When Tzveta Kassabova approached Dr. Elif Akcali about a collaboration in 2012, Akcali was unsure how to respond. Akcali was an Industrial Systems Engineer; Kassabova was a dancer and choreographer. On the surface, a collaboration seemed nearly impossible, but Akcali’s interest was piqued and she agreed to meet up to discuss the possibility of working together in the future.
So they got coffee. To onlookers, they likely seemed an odd pair. “I showed up in my black boring business attire and she came in wearing her colorful studio clothes,” Akcali recalled. “I ordered a double-shot espresso and she had her healthy green tea.”
The meeting got off to an uncomfortable start when Akcali asked what Kassabova’s project was about. Kassabova did not have a clear vision for her project yet; she just knew she wanted to collaborate with people like Akcali, people who worked in different fields and could bring new perspectives to her art.
Akcali was determined to keep an open mind and the two agreed to meet once a week. Akcali started dropping by Kassabova’s classes and rehearsals developing an appreciation for an artform that she had previously never considered. Eventually, Akcali worked on a proposal to become one of the first UF faculty members to become a “creative Scholar-in-Residence,” which allowed her to dedicate 50% of her time to the School of Theatre and Dance. While there, Akcali would crystallize their collaboration with tangible experiments: One designed to teach a process engineering tool to edit dance works, and another to teach storytelling and choreography skills to engineer students to more fluidly explain their senior project.
Akcali described her time at SoTD in many ways – challenging, scary, exciting and, most of all, transformative.
It changed the way she taught, too. Suddenly her “impeccably planned” classes started to spiral out of control. She would ask her engineering students to draw a cartoon or write a poem to explain a problem. At first, they were lost and uncomfortable, unsure how to respond to such vague directions in a usually structured environment. Engineers like to be in full control, but Akcali had learned that it was the feeling of not having full control that allowed her to grow as an educator and researcher.
“You can’t play it safe in collaborations,” Akcali explained. “It’s important to be challenged by your collaborations, to let go of your intellectual ego, and to trust the process.”
This was one of the principal messages of a recent “Collision Event” put on by the College of the Arts, aimed to bring UF educators from all fields together to begin discussing possible collaborations. Over forty professors, intellectuals and artists gathered at the Phillips Center to watch a performance by tap dancer and choreographer Michelle Dorrance and her troupe Dorrance Dance, whose work embodies the ideals of this cross-field collaboration.
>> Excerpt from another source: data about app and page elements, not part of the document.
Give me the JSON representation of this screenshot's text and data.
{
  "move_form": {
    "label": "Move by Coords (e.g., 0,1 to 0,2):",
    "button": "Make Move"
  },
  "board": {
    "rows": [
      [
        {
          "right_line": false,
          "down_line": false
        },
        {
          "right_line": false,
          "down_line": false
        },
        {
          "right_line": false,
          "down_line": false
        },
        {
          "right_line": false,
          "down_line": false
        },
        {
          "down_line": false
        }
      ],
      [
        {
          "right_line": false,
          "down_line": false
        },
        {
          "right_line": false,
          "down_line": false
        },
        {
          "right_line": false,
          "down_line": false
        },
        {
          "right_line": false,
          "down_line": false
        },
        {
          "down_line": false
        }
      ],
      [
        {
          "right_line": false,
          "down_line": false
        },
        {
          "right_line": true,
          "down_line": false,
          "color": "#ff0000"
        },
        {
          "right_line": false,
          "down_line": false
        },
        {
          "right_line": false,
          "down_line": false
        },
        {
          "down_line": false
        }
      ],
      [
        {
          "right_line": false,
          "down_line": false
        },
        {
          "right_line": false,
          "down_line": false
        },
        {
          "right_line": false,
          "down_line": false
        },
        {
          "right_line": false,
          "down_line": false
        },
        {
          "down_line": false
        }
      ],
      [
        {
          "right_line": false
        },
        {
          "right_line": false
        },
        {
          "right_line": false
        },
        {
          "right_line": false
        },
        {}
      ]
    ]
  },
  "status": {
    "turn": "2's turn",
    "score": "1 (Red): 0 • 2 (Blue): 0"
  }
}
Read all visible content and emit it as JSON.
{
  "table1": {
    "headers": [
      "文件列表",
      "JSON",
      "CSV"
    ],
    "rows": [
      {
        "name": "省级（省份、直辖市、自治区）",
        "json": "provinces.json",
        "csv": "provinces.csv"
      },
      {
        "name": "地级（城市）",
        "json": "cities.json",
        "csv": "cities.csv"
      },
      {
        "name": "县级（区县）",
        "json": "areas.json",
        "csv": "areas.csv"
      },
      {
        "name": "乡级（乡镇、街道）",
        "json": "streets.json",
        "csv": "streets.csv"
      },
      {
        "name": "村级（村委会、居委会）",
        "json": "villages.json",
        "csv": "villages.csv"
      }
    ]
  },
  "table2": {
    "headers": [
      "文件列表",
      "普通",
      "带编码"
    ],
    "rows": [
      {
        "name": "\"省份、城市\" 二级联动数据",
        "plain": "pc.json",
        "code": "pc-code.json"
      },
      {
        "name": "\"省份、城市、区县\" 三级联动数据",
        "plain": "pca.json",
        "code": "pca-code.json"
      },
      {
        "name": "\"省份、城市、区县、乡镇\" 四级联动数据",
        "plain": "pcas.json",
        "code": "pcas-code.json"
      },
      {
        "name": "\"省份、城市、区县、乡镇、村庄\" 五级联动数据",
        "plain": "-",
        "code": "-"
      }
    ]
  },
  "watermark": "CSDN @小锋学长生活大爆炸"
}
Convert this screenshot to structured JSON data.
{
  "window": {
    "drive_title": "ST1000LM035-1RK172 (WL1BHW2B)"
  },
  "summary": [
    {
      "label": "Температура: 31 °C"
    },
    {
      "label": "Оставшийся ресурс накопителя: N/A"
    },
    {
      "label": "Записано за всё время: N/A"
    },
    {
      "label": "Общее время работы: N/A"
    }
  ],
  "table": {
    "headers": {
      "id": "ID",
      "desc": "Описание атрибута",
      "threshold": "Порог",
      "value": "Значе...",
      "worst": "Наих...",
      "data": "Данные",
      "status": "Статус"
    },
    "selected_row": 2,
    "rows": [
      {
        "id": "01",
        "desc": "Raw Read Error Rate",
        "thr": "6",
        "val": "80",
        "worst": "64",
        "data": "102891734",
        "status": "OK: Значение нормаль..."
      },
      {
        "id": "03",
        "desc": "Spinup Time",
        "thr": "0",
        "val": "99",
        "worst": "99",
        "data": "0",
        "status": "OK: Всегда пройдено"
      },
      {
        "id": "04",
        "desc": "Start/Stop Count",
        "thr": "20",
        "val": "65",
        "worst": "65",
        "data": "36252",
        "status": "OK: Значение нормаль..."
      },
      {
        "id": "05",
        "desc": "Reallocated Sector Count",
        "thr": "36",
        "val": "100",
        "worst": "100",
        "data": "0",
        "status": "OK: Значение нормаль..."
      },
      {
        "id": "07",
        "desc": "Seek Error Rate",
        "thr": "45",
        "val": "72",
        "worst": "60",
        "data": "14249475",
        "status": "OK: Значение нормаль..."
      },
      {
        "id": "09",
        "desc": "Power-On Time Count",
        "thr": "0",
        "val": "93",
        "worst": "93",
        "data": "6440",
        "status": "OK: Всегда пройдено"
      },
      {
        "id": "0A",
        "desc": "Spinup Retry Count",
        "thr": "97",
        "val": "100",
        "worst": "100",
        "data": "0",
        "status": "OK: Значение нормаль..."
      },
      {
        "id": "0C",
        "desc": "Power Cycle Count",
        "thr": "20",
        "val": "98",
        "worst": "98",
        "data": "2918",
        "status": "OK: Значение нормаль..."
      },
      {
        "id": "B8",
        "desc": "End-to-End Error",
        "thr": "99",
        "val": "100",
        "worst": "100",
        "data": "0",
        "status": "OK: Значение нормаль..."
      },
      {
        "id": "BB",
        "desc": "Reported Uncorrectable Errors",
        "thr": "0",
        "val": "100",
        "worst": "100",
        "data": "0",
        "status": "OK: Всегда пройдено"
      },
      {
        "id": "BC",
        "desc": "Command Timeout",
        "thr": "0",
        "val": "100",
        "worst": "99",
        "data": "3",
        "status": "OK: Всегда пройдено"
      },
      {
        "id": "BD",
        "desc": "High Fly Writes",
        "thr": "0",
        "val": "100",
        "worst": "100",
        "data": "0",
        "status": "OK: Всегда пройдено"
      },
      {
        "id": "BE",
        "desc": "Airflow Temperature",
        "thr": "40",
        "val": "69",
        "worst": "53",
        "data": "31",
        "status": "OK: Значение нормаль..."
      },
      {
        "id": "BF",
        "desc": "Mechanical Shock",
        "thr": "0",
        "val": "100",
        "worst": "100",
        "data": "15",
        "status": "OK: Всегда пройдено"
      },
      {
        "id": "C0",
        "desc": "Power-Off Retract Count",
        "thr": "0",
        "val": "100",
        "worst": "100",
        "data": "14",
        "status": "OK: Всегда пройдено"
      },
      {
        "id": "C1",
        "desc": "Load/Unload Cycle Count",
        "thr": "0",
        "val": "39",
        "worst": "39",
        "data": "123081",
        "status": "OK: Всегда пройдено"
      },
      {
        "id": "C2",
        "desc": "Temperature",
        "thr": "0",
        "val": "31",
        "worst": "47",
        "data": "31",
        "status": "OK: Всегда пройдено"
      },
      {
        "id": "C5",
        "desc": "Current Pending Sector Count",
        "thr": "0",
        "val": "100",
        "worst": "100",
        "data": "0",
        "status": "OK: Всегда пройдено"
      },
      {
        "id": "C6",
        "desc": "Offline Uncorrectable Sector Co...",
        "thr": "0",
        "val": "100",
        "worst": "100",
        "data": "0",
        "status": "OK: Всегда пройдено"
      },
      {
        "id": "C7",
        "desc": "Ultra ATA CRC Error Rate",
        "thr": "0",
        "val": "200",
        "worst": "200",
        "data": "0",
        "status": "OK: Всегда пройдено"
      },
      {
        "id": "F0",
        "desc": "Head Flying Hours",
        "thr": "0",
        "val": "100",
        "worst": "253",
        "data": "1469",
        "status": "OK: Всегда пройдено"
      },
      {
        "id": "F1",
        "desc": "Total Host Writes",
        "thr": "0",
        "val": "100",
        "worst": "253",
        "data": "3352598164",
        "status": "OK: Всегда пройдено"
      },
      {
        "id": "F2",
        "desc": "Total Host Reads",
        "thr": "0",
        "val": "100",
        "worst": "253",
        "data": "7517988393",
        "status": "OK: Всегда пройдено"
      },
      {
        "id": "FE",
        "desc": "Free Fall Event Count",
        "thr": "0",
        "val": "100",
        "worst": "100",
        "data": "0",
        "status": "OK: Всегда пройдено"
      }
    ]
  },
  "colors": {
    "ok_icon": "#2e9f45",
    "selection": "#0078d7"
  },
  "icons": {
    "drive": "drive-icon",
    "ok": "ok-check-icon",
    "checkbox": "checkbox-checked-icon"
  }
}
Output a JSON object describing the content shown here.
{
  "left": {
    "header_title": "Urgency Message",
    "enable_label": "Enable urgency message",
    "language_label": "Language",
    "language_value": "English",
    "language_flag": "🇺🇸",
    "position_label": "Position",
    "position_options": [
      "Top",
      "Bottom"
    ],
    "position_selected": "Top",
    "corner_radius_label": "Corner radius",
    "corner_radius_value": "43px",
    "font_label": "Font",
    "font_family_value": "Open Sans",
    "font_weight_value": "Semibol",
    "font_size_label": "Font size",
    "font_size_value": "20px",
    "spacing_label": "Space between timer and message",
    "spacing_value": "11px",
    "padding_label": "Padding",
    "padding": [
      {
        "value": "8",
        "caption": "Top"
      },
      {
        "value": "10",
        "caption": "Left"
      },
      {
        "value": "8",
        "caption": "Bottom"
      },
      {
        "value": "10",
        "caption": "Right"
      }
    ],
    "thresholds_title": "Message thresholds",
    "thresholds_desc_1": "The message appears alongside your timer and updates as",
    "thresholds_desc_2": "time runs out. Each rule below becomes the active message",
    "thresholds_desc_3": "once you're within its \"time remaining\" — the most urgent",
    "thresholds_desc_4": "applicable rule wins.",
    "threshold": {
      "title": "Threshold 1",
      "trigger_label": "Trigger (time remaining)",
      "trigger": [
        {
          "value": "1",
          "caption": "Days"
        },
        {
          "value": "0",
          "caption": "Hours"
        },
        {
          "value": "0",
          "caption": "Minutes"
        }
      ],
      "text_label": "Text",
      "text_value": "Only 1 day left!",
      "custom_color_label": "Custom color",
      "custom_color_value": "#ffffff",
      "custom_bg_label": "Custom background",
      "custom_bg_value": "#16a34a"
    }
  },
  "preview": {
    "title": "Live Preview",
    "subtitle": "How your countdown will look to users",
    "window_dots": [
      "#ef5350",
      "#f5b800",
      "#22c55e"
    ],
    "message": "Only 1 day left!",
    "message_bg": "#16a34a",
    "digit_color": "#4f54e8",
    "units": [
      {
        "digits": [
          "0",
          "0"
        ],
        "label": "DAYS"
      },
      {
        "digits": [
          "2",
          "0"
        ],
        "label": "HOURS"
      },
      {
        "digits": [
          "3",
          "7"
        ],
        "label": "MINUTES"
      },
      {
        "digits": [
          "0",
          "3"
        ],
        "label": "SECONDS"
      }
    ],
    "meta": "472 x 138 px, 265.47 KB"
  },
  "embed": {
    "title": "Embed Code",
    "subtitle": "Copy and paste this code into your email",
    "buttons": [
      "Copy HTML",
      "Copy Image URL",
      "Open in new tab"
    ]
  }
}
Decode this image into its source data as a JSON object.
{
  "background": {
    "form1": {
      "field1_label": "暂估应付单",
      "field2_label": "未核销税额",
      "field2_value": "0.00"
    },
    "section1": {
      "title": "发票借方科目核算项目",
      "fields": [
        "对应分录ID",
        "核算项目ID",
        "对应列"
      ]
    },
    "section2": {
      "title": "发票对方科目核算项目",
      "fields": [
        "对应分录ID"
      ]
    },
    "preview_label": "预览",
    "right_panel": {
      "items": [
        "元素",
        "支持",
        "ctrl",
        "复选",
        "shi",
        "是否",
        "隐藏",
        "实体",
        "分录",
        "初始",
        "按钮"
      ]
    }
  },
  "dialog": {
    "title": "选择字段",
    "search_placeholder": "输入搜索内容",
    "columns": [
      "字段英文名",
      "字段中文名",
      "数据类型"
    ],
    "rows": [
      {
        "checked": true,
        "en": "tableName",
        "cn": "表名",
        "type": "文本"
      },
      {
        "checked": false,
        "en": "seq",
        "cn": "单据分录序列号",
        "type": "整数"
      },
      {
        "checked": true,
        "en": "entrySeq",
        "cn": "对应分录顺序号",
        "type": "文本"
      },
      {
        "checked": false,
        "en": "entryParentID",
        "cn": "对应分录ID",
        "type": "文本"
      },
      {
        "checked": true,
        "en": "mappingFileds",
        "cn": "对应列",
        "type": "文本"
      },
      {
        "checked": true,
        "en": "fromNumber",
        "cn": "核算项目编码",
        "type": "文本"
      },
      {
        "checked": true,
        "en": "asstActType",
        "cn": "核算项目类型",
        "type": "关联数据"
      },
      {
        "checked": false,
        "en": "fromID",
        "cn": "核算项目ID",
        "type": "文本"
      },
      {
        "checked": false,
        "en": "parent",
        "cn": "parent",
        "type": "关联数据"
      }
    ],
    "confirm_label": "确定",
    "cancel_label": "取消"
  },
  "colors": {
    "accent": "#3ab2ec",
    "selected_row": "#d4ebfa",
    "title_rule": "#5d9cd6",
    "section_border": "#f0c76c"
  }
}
Along with her longtime friend Nicholas Van Young, Dorrance brings art and technology together in a complicated process that looks effortless to the untrained eye. Dorrance and the dancers work on electronic “triggerboards” made of low-cost materials that are designed to make different sounds as the dancers move. Every movement triggers a different sound, and the dancers are tasked with making a show that is both visually and audibly stimulating. While the show does have some choreographed numbers, the dancers also have the freedom to create new pieces, so that no two shows are ever exactly the same.
“It’s a lot of improv, a lot of thinking on the spot and reading the energy of the room and of each other,” Dorrance explained.
Dorrance was a MacArthur Genius Grant recipient in 2015, and her goal is to elevate the medium of tap dancing in circles where it has been previously ignored. She also explained her hope to work with STEM and STEAM (Science, Technology, Engineering, Art and Mathematics) education programs to demonstrate how this fusion of art and technology can be both feasible and exciting.
This Collision event is the first of many in the works put on by the Arts, Humanities, and Cultural Institutions Master Plan Steering Committee. The College of the Arts, in tandem with representatives from UF’s libraries, the Harn, the Florida Museum of Natural History, and the College of Liberal Arts and Sciences, have organized a monthly meeting to discuss a five-year master plan that is designed to make the arts more centralized at the University of Florida.
By bringing UF faculty members from diverse fields together, they are taking the first step in that direction. At the event, guests were invited and encouraged to mingle and discuss the possibility of future collaborations. Brian Jose, the Director of University of Florida Performing Arts, had the idea to incorporate a small performance by Dorrance Dance into the event. Having previously seen Dorrance and her troupe perform, Jose knew it would be a perfect complement to a night that was dedicated to cross-field collaboration.
According to Anthony Kolenic, Assistant Dean of the College of the Arts, “We want to integrate and change what art means here at UF, and we can do that through collaboration.”
Centralizing the arts and growing their presence at a STEM-led University is hardly a small task, but with the support of the Office of the Provost and the dedication of the College of the Arts' Dean Lavelli, the next five years will represent a huge turning point for the College of the Arts, and likely for the University of Florida as a whole.